ABOUT THIS EXERCISE
Print the listing below word for word, but drop any pictures it contains.

══ EXERCISE DATA

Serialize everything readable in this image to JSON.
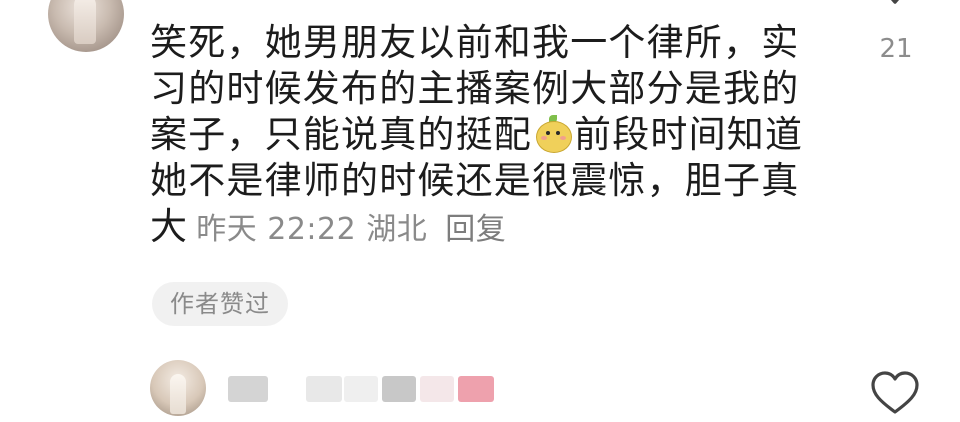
{
  "comment": {
    "lines": [
      "笑死，她男朋友以前和我一个律所，实",
      "习的时候发布的主播案例大部分是我的",
      "案子，只能说真的挺配",
      "前段时间知道",
      "她不是律师的时候还是很震惊，胆子真",
      "大"
    ],
    "emoji_icon": "mango-face-emoji",
    "time": "昨天 22:22",
    "location": "湖北",
    "reply_label": "回复",
    "author_liked_badge": "作者赞过",
    "like_count": "21"
  },
  "next_comment": {
    "username_blurred": true
  },
  "colors": {
    "text": "#1c1c1c",
    "meta": "#8a8a8a",
    "badge_bg": "#f1f1f1",
    "blur_pink": "#eea1ad"
  }
}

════

WRITTEN RESPONSE
Serialize everything readable in this image to JSON.
{
  "comment": {
    "lines": [
      "笑死，她男朋友以前和我一个律所，实",
      "习的时候发布的主播案例大部分是我的",
      "案子，只能说真的挺配",
      "前段时间知道",
      "她不是律师的时候还是很震惊，胆子真",
      "大"
    ],
    "emoji_icon": "mango-face-emoji",
    "time": "昨天 22:22",
    "location": "湖北",
    "reply_label": "回复",
    "author_liked_badge": "作者赞过",
    "like_count": "21"
  },
  "next_comment": {
    "username_blurred": true
  },
  "colors": {
    "text": "#1c1c1c",
    "meta": "#8a8a8a",
    "badge_bg": "#f1f1f1",
    "blur_pink": "#eea1ad"
  }
}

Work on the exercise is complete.